Flights Of Fantasy

[ M Panging Pao ]

1 April, 2022 heralded the dawn of a new era with the withdrawal of the contentious Armed Forces (Special Powers) Act or AFSPA from many areas of the Northeast. There was vociferous demand from most sections of the society for removal of the contentious AFSPA, especially after the killing of 14 civilians during a counter-insurgency operation by security forces in Mon district of Nagaland.

The AFSPA is being removed from 15 police station areas in seven districts of Nagaland; 15 police station areas in six districts of Manipur; and 23 districts entirely and one district partially in Assam.

However, the status quo has been maintained for Arunachal Pradesh, ie, the AFSPA will remain in force in three districts of Tirap, Changlang and Longding and two police stations of Namsai and Mahadevpur.

As per the government, most extremist groups have laid down arms, expressing faith in the Constitution of India, with about 7,000 militants surrendered in the last few years. In comparison to 2014, there has been a reduction of 74 percent in militant incidents and 60 percent reduction in deaths of security personnel in 2021.

The AFSPA was enacted in 1958 and authorises the central government and the states to declare regions as ‘disturbed areas’. In these ‘disturbed areas’, the Act gives the armed forces extraordinary powers, including immunity from legal action and licence to kill and arrest people without obtaining warrants. There can be no prosecution, suit or any other legal proceeding against anyone acting under that law.

Earlier, the Jeevan Reddy Committee had also recommended that the AFSPA should be repealed. Similarly, the Santosh Hegde Committee report in 2013 said that the AFSPA gave “sweeping powers” to men in uniform without granting citizens protection against its misuse.”

Another perplexing aspect is that some of the most violent antinational acts have occurred in Naxal-infected areas of Chattishgarh, Odissa, Jharkhand, Maharashtra, Madhya Pradesh, etc. The largest massacre of security forces was in Dantewada, Chhattisgarh, wherein 76 CRPF jawans were massacred by Maoists. Despite the increasing violence and lawlessness, the AFSPA has never been applied in these states.

It is evident that most states of NE India had become police states with the presence of numerous security forces armed with extraordinary powers. The antinational activities and violent incidents by Maoists in the states of central India are similar to those occurring in NE India, if not more. Then the moot question is: Why is the AFSPA not being implemented in these states? Why has army deployment been avoided in these states?

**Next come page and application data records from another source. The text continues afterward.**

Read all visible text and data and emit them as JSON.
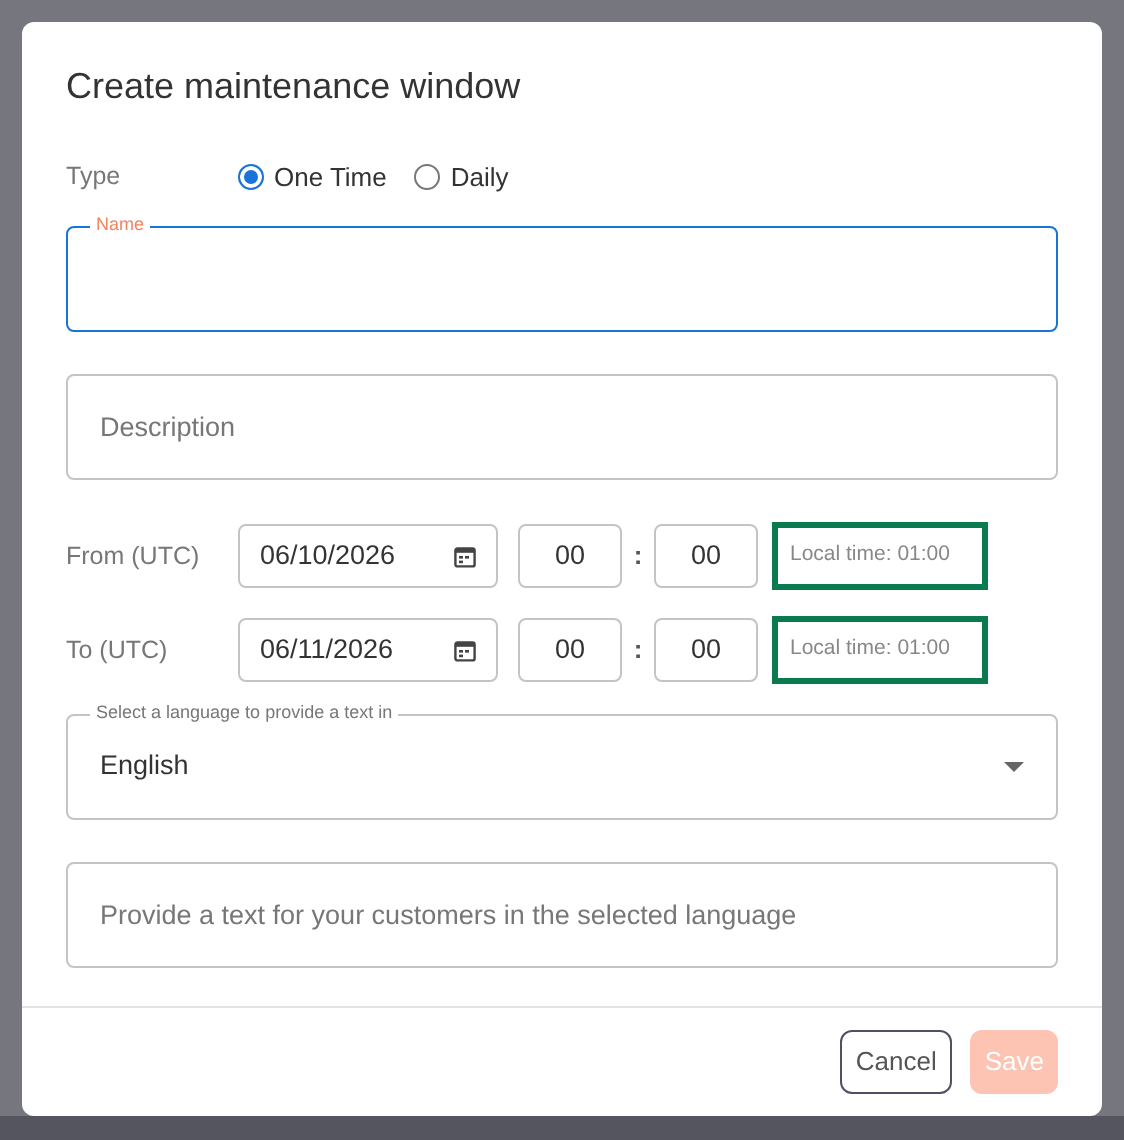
{
  "dialog": {
    "title": "Create maintenance window"
  },
  "type_field": {
    "label": "Type",
    "options": [
      {
        "label": "One Time",
        "selected": true
      },
      {
        "label": "Daily",
        "selected": false
      }
    ]
  },
  "name_field": {
    "label": "Name",
    "focused": true
  },
  "description_field": {
    "placeholder": "Description"
  },
  "time_rows": [
    {
      "label": "From (UTC)",
      "date": "06/10/2026",
      "hour": "00",
      "separator": ":",
      "minute": "00",
      "local_time": "Local time: 01:00",
      "highlighted": true
    },
    {
      "label": "To (UTC)",
      "date": "06/11/2026",
      "hour": "00",
      "separator": ":",
      "minute": "00",
      "local_time": "Local time: 01:00",
      "highlighted": true
    }
  ],
  "language_select": {
    "label": "Select a language to provide a text in",
    "value": "English"
  },
  "text_field": {
    "placeholder": "Provide a text for your customers in the selected language"
  },
  "buttons": [
    {
      "label": "Cancel",
      "kind": "secondary",
      "disabled": false
    },
    {
      "label": "Save",
      "kind": "primary",
      "disabled": true
    }
  ]
}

The news about the withdrawal of the AFSPA from most areas of the Northeast is welcome news for most people living in the area. The day is not far when the entire Northeast and Arunachal would be free from the AFSPA and peace would prevail. (The contributor is retired Group Captain, Indian Air Force)